Page and application data records:
Content starts

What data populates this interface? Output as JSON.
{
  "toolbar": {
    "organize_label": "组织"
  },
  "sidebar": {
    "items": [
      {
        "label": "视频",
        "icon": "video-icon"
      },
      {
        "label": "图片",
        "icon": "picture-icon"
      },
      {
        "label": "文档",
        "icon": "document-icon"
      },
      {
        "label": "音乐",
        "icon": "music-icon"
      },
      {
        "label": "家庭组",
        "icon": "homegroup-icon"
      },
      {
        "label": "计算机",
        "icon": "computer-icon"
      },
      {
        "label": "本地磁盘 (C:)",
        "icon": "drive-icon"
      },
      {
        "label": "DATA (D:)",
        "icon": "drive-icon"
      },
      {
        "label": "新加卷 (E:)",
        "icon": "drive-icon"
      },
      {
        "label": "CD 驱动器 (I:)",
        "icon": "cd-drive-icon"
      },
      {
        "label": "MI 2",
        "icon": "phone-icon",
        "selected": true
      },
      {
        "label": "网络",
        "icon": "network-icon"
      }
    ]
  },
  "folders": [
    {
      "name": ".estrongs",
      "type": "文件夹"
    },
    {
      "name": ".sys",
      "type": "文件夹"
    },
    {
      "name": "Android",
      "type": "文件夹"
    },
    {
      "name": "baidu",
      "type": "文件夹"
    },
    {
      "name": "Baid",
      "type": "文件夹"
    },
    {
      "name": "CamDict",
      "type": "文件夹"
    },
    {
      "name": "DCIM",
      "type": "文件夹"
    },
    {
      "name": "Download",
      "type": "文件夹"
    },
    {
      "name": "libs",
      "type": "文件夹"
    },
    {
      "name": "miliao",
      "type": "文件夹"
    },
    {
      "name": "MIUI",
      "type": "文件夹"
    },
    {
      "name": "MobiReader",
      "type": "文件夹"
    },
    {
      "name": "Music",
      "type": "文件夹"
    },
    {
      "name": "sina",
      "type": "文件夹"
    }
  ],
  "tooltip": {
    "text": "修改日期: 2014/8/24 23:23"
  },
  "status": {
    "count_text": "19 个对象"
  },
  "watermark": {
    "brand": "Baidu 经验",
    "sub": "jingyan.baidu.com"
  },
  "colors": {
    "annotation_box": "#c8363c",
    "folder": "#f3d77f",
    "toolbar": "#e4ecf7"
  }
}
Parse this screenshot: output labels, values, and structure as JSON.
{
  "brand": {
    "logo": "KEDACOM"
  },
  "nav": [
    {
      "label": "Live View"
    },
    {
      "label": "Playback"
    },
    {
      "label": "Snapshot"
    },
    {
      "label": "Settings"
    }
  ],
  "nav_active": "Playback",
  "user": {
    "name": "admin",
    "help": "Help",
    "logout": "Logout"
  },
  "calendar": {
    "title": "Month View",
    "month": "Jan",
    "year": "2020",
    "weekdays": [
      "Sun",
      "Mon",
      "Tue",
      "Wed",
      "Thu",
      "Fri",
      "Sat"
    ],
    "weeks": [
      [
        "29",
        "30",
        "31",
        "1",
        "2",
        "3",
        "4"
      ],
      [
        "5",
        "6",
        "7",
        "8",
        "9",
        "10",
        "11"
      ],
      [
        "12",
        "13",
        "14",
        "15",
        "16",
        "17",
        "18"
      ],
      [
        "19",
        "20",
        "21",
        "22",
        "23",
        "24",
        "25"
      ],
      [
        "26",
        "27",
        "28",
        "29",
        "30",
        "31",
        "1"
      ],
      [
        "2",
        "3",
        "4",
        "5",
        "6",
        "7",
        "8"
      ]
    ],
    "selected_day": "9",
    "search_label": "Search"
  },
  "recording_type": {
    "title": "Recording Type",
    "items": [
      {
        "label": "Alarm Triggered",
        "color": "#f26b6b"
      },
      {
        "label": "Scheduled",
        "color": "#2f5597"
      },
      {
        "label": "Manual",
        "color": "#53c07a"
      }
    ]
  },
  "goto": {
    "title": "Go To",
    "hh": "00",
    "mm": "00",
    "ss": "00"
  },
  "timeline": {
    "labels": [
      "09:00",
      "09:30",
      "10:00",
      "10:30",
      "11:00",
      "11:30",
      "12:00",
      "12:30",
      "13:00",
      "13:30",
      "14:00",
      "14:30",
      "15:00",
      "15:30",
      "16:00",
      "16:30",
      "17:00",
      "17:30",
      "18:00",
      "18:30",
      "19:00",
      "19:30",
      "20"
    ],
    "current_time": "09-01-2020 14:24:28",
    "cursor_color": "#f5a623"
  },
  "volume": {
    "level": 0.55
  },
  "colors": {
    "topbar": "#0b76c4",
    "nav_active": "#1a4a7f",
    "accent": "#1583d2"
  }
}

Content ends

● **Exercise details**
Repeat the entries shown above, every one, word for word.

● **Result of the exercise**
What data populates this interface? Output as JSON.
{
  "toolbar": {
    "organize_label": "组织"
  },
  "sidebar": {
    "items": [
      {
        "label": "视频",
        "icon": "video-icon"
      },
      {
        "label": "图片",
        "icon": "picture-icon"
      },
      {
        "label": "文档",
        "icon": "document-icon"
      },
      {
        "label": "音乐",
        "icon": "music-icon"
      },
      {
        "label": "家庭组",
        "icon": "homegroup-icon"
      },
      {
        "label": "计算机",
        "icon": "computer-icon"
      },
      {
        "label": "本地磁盘 (C:)",
        "icon": "drive-icon"
      },
      {
        "label": "DATA (D:)",
        "icon": "drive-icon"
      },
      {
        "label": "新加卷 (E:)",
        "icon": "drive-icon"
      },
      {
        "label": "CD 驱动器 (I:)",
        "icon": "cd-drive-icon"
      },
      {
        "label": "MI 2",
        "icon": "phone-icon",
        "selected": true
      },
      {
        "label": "网络",
        "icon": "network-icon"
      }
    ]
  },
  "folders": [
    {
      "name": ".estrongs",
      "type": "文件夹"
    },
    {
      "name": ".sys",
      "type": "文件夹"
    },
    {
      "name": "Android",
      "type": "文件夹"
    },
    {
      "name": "baidu",
      "type": "文件夹"
    },
    {
      "name": "Baid",
      "type": "文件夹"
    },
    {
      "name": "CamDict",
      "type": "文件夹"
    },
    {
      "name": "DCIM",
      "type": "文件夹"
    },
    {
      "name": "Download",
      "type": "文件夹"
    },
    {
      "name": "libs",
      "type": "文件夹"
    },
    {
      "name": "miliao",
      "type": "文件夹"
    },
    {
      "name": "MIUI",
      "type": "文件夹"
    },
    {
      "name": "MobiReader",
      "type": "文件夹"
    },
    {
      "name": "Music",
      "type": "文件夹"
    },
    {
      "name": "sina",
      "type": "文件夹"
    }
  ],
  "tooltip": {
    "text": "修改日期: 2014/8/24 23:23"
  },
  "status": {
    "count_text": "19 个对象"
  },
  "watermark": {
    "brand": "Baidu 经验",
    "sub": "jingyan.baidu.com"
  },
  "colors": {
    "annotation_box": "#c8363c",
    "folder": "#f3d77f",
    "toolbar": "#e4ecf7"
  }
}
Parse this screenshot: output labels, values, and structure as JSON.
{
  "brand": {
    "logo": "KEDACOM"
  },
  "nav": [
    {
      "label": "Live View"
    },
    {
      "label": "Playback"
    },
    {
      "label": "Snapshot"
    },
    {
      "label": "Settings"
    }
  ],
  "nav_active": "Playback",
  "user": {
    "name": "admin",
    "help": "Help",
    "logout": "Logout"
  },
  "calendar": {
    "title": "Month View",
    "month": "Jan",
    "year": "2020",
    "weekdays": [
      "Sun",
      "Mon",
      "Tue",
      "Wed",
      "Thu",
      "Fri",
      "Sat"
    ],
    "weeks": [
      [
        "29",
        "30",
        "31",
        "1",
        "2",
        "3",
        "4"
      ],
      [
        "5",
        "6",
        "7",
        "8",
        "9",
        "10",
        "11"
      ],
      [
        "12",
        "13",
        "14",
        "15",
        "16",
        "17",
        "18"
      ],
      [
        "19",
        "20",
        "21",
        "22",
        "23",
        "24",
        "25"
      ],
      [
        "26",
        "27",
        "28",
        "29",
        "30",
        "31",
        "1"
      ],
      [
        "2",
        "3",
        "4",
        "5",
        "6",
        "7",
        "8"
      ]
    ],
    "selected_day": "9",
    "search_label": "Search"
  },
  "recording_type": {
    "title": "Recording Type",
    "items": [
      {
        "label": "Alarm Triggered",
        "color": "#f26b6b"
      },
      {
        "label": "Scheduled",
        "color": "#2f5597"
      },
      {
        "label": "Manual",
        "color": "#53c07a"
      }
    ]
  },
  "goto": {
    "title": "Go To",
    "hh": "00",
    "mm": "00",
    "ss": "00"
  },
  "timeline": {
    "labels": [
      "09:00",
      "09:30",
      "10:00",
      "10:30",
      "11:00",
      "11:30",
      "12:00",
      "12:30",
      "13:00",
      "13:30",
      "14:00",
      "14:30",
      "15:00",
      "15:30",
      "16:00",
      "16:30",
      "17:00",
      "17:30",
      "18:00",
      "18:30",
      "19:00",
      "19:30",
      "20"
    ],
    "current_time": "09-01-2020 14:24:28",
    "cursor_color": "#f5a623"
  },
  "volume": {
    "level": 0.55
  },
  "colors": {
    "topbar": "#0b76c4",
    "nav_active": "#1a4a7f",
    "accent": "#1583d2"
  }
}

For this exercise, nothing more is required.